If that is true, a quick look at some of the states who have instituted limits on malpractice awards will tell us whether or not this type of tort reform reduces healthcare costs. Studies in Texas, and other states where legislation limiting malpractice awards has been enacted, show this type of tort reform does not reduce overall healthcare costs. Rather, Texas is now home to 3 of the most expensive cities in which to get healthcare. You can read more about this study in, "Most Expensive Places For Health Care." By Rebecca Ruiz at Forbes.com (08/10/09). (The Texas information is in the second half of the article.)

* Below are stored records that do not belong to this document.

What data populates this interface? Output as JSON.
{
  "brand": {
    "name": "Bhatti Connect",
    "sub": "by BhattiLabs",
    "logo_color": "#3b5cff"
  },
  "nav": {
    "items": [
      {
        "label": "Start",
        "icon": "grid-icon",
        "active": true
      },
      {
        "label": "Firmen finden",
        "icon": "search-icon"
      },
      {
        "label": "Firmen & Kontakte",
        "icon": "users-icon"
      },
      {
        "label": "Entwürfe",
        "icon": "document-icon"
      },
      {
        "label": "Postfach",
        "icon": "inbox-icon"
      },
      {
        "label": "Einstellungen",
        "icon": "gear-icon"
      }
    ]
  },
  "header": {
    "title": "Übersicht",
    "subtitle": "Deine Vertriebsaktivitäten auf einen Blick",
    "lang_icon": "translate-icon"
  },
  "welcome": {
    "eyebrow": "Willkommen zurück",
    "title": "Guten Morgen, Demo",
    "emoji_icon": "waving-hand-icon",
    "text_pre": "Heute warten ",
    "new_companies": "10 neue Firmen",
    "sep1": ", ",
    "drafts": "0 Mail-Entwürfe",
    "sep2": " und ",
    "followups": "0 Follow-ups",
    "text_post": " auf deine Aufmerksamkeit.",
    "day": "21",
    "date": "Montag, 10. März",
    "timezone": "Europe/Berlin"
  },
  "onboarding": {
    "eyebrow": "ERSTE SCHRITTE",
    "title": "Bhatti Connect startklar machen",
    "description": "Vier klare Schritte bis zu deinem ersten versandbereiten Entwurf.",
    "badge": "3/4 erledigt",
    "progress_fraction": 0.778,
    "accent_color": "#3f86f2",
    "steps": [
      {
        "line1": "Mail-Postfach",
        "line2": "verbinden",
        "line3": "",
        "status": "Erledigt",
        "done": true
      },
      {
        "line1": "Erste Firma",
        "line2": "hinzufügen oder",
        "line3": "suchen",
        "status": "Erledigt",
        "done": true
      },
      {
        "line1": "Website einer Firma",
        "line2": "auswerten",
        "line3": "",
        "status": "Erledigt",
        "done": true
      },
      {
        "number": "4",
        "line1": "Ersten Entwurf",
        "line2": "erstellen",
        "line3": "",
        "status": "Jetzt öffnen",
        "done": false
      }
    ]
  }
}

On the other hand, other healthcare cost containment studies* suggest that defining medical errors and addressing their causes actually leads to a decrease in overall healthcare costs. Reducing medical errors obviously reduces the cost of malpractice lawsuits and patient awards. Additionally, and more importantly, it reduces the costs associated with follow up healthcare for patients suffering needless complications. Follow up care due to medical complications is such a significant cost to insurance companies some insurers are now offering doctors bonuses when their patients experience complication free outcomes. Certainly, not all complications are the result of medical errors. However, with this type of bonus award system in place, doctors are more likely to be motivated to reduce patients' medical complications whenever possible; including reducing complications due to error. Tort reform will be unnecessary if we work to reduce medical errors and improve overall healthcare quality.
If you believe you or a family member has been the victim of medical malpractice in Pennsylvania, please use the form to contact Rosen Louik & Perry for a free evaluation of your claim.
(*) Editorial, Fixing Medical Mistakes, The Washington Post, p. A24, December 27, 1999.
Additional links and resources:
State by State summary of medical error reporting laws including Pennsylvania medical error reporting laws: http://www.yale.edu/yjhple/volume9issue1/p201-286_Feature%20TO%20PRINT.pdf
PA MCare Information: The 2002 Pennsylvania Medical Care Availability and Reduction of Error Act (MCARE Act), signed into law on March 20, 2002 by Governor Schweiker,
"Medical Errors: The Scope of the Problem" http://www.ahrq.gov/qual/errback.htm
20 Tips to Help Prevent Medical Errors. Patient Fact Sheet. AHRQ Publication No. 00-PO38, February 2000. Agency for Healthcare Research and Quality, Rockville, MD. http://www.ahrq.gov/consumer/20tips.htm